War shirt. Next to the Indian warbonnet, the war shirt or coat is the most effective part of the costume. This may be made out of leather, khaki, woolen stuff, or even muslin. The finest ones used to be made of tanned deer skin, but those are very expensive. Buff-tanned calf or sheep skins, such as may be got at any leather shop, are quite as good for our purpose. It takes two or even three skins to make a war shirt. Sheep costs about 60 or 70 cents a skin, and calf at least double or even three times that, so that a good strong khaki at one third the price of sheep is likely to be more popular.
The pattern for making the war shirt is much like that of a common cotton shirt, except that it has no tucks. It fits a little more closely to the body while the sleeves are loose and without wristbands. In sewing it is usual to put into each sleeve at the back of the arm a long piece of leather three or four inches wide, and this is cut into fringe afterward. The bottom of the coat also is decorated with fringe.
The oldest style of war shirt was closed at the throat with tie strings, but some of the Indians used buttons after they saw how convenient they were.
The decorations are the most Indian part of it. Two kinds are in good usage: one, embroidery of quills or beads; the other, painted figures. Fine effects can be secured in either way.
The first illustration shows a war shirt of the beaded style. These strips of beadwork are prepared on one of the beadlooms and sewn on afterward. The second is a quill-work device.
This is, of course, a mere suggestion. One may vary it in any way, though it will be found best always to use but few colors in the beads. In unskilled hands a bead pattern of two colors is better than one of four colors.
bands of beadwork may be added on the outside of each arm in front of the fringes, as well as around the outer half of each cuff at the bottom, or they may be omitted altogether and the decorations done with paint. The Indians used native paints and dyes ground up in a mixture of rosin roasted and powdered. But common painters' oil colors will do very well if thinned out with turpentine.

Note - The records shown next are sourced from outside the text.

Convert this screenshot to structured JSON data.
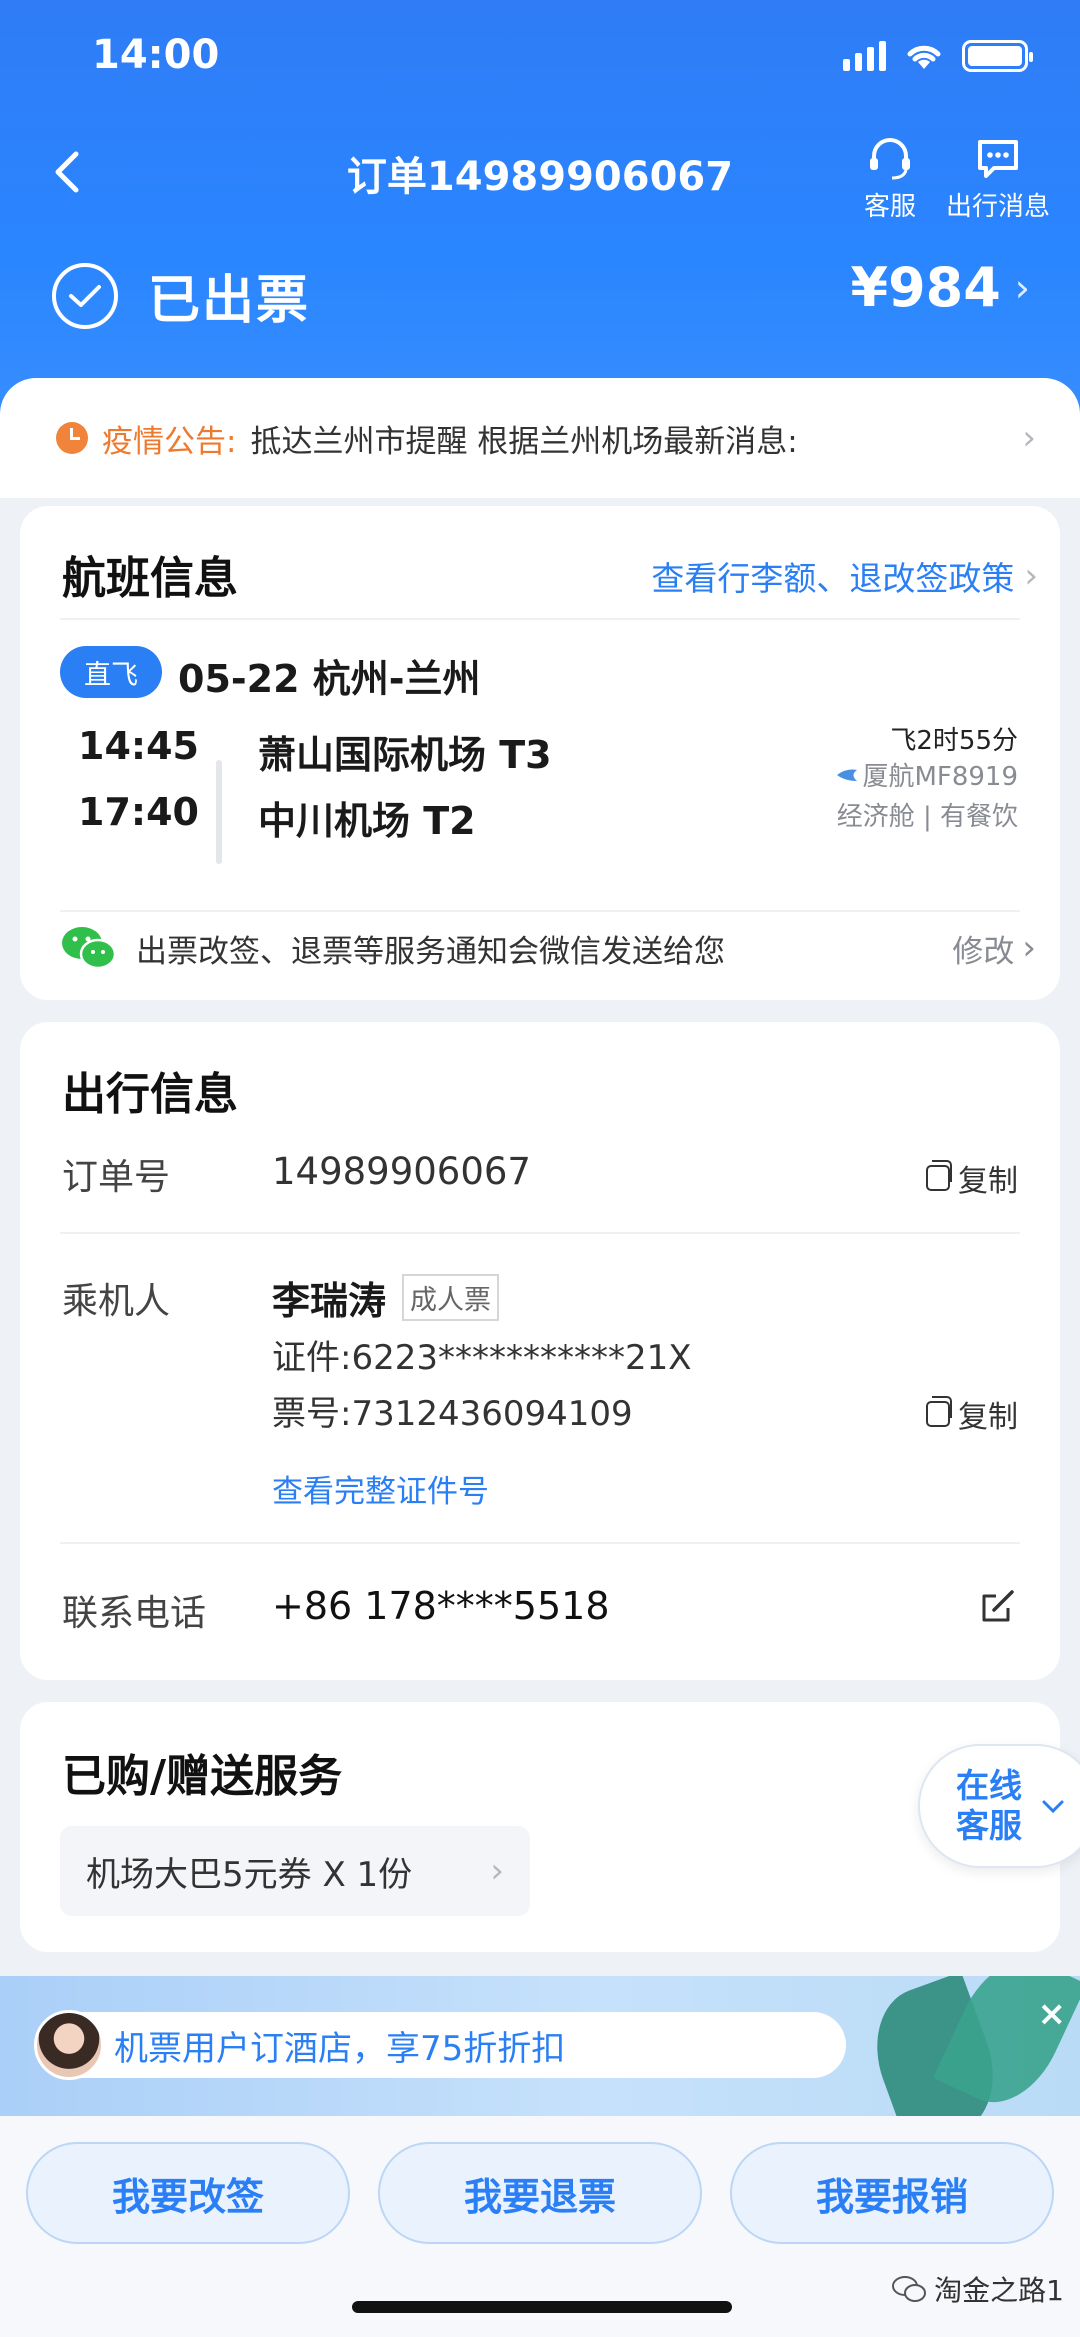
{
  "status_bar": {
    "time": "14:00"
  },
  "nav": {
    "title": "订单14989906067",
    "service_label": "客服",
    "messages_label": "出行消息"
  },
  "order_status": {
    "text": "已出票",
    "price": "¥984"
  },
  "notice": {
    "label": "疫情公告:",
    "text": "抵达兰州市提醒 根据兰州机场最新消息:"
  },
  "flight_card": {
    "title": "航班信息",
    "policy_link": "查看行李额、退改签政策",
    "badge": "直飞",
    "route": "05-22 杭州-兰州",
    "depart_time": "14:45",
    "depart_airport": "萧山国际机场 T3",
    "arrive_time": "17:40",
    "arrive_airport": "中川机场 T2",
    "duration": "飞2时55分",
    "airline": "厦航MF8919",
    "cabin": "经济舱 | 有餐饮",
    "wechat_notice": "出票改签、退票等服务通知会微信发送给您",
    "modify_label": "修改"
  },
  "trip_card": {
    "title": "出行信息",
    "order_no_label": "订单号",
    "order_no": "14989906067",
    "copy_label": "复制",
    "passenger_label": "乘机人",
    "passenger_name": "李瑞涛",
    "ticket_type": "成人票",
    "id_no": "证件:6223***********21X",
    "ticket_no": "票号:7312436094109",
    "view_full_id": "查看完整证件号",
    "phone_label": "联系电话",
    "phone": "+86 178****5518"
  },
  "services_card": {
    "title": "已购/赠送服务",
    "item": "机场大巴5元券 X 1份"
  },
  "online_service": {
    "label": "在线客服"
  },
  "hotel_banner": {
    "text": "机票用户订酒店，享75折折扣",
    "close": "×"
  },
  "actions": {
    "change": "我要改签",
    "refund": "我要退票",
    "reimburse": "我要报销"
  },
  "watermark": "淘金之路1"
}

Quill worked war shirt.
Cotton costumes are used very often on the stage in Indian scenes; and when the ghost dance was danced in and grease. Black was made of soot taken from the bottom of a pot. Red, yellow, and white were made of clay Dakota by the Sioux, under Sitting Bull and Short Bull, nearly every one of the dancers appeared in a war shirt of painted cotton, made in some cases of old cotton flour sack.
Moccasin,-made. of arubher-soled shoe. or sneak. embroidery of sflK , red,white, blue & yellow Around the ankle a fringe of leather.
Making a Moccasin.
Magnificent examples of war shirts are now to be seen in most museums. Many also are pictured in the Reports of the Bureau of Ethnology at Washington.
The leggings are best made as ordinary trousers, embellished with fringe and beadwork on the sides.
Moccasins are a staple article of trade; but I have found nothing better or more serviceable than a pair of ordinary rubber-soled sneaks, decorated with a few beads or a fringe.
The only use we have for these is in the dancing or the ceremonies. They are most easily made of wood, and should be about twenty inches long. Painted with ordinary oil colors and embellished with tufts of horsehair or feathers, they are very picturesque as well as easily made.
The best designs I ever saw for painting paddles are those of the West Coast Indians. These are shown in three colors, black, white, and red - the red being the portions cross-lined.
While an ordinary bought drum does very well for dancing, some tribes make their own, using a section of a hollow tree (or in some cases a small barrel) covered with untanned calf skin. It is soaked till soft, scraped clear of hair, and tightly stretched over each end of the hollow log. As it dries, it shrinks and becomes very tense, giving a good drum sound. Usually it is tuned up by warming at the fire before use.
The favorite peace pipe was of the red pipe stone, but I have seen many made of wood. The two shown are in my own collection.